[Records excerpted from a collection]
---

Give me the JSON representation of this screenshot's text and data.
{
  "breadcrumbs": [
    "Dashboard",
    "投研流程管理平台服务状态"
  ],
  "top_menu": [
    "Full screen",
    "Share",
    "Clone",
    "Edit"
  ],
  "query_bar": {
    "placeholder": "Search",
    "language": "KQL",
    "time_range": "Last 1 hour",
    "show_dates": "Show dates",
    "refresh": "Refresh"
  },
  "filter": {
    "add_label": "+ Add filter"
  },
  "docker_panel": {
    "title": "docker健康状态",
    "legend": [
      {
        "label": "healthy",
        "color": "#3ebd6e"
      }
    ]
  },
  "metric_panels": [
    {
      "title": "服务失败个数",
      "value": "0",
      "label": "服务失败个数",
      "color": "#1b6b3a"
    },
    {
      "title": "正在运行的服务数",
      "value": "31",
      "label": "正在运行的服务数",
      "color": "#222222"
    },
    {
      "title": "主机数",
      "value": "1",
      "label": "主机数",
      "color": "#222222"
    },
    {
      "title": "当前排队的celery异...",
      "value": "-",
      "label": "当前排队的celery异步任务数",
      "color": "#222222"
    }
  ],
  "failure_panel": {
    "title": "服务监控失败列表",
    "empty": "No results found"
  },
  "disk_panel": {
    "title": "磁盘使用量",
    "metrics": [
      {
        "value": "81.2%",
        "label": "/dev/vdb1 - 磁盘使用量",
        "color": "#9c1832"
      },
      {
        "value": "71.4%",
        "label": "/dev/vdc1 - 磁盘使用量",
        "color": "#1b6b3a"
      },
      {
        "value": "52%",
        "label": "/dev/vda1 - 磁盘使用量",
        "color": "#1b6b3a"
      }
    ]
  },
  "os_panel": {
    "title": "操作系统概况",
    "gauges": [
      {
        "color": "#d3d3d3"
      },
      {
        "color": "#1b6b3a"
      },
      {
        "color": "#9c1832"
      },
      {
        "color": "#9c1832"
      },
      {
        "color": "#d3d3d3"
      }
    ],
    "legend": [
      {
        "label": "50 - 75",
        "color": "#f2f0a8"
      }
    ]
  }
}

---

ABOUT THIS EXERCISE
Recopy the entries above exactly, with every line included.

EXERCISE RESPONSE
Give me the JSON representation of this screenshot's text and data.
{
  "breadcrumbs": [
    "Dashboard",
    "投研流程管理平台服务状态"
  ],
  "top_menu": [
    "Full screen",
    "Share",
    "Clone",
    "Edit"
  ],
  "query_bar": {
    "placeholder": "Search",
    "language": "KQL",
    "time_range": "Last 1 hour",
    "show_dates": "Show dates",
    "refresh": "Refresh"
  },
  "filter": {
    "add_label": "+ Add filter"
  },
  "docker_panel": {
    "title": "docker健康状态",
    "legend": [
      {
        "label": "healthy",
        "color": "#3ebd6e"
      }
    ]
  },
  "metric_panels": [
    {
      "title": "服务失败个数",
      "value": "0",
      "label": "服务失败个数",
      "color": "#1b6b3a"
    },
    {
      "title": "正在运行的服务数",
      "value": "31",
      "label": "正在运行的服务数",
      "color": "#222222"
    },
    {
      "title": "主机数",
      "value": "1",
      "label": "主机数",
      "color": "#222222"
    },
    {
      "title": "当前排队的celery异...",
      "value": "-",
      "label": "当前排队的celery异步任务数",
      "color": "#222222"
    }
  ],
  "failure_panel": {
    "title": "服务监控失败列表",
    "empty": "No results found"
  },
  "disk_panel": {
    "title": "磁盘使用量",
    "metrics": [
      {
        "value": "81.2%",
        "label": "/dev/vdb1 - 磁盘使用量",
        "color": "#9c1832"
      },
      {
        "value": "71.4%",
        "label": "/dev/vdc1 - 磁盘使用量",
        "color": "#1b6b3a"
      },
      {
        "value": "52%",
        "label": "/dev/vda1 - 磁盘使用量",
        "color": "#1b6b3a"
      }
    ]
  },
  "os_panel": {
    "title": "操作系统概况",
    "gauges": [
      {
        "color": "#d3d3d3"
      },
      {
        "color": "#1b6b3a"
      },
      {
        "color": "#9c1832"
      },
      {
        "color": "#9c1832"
      },
      {
        "color": "#d3d3d3"
      }
    ],
    "legend": [
      {
        "label": "50 - 75",
        "color": "#f2f0a8"
      }
    ]
  }
}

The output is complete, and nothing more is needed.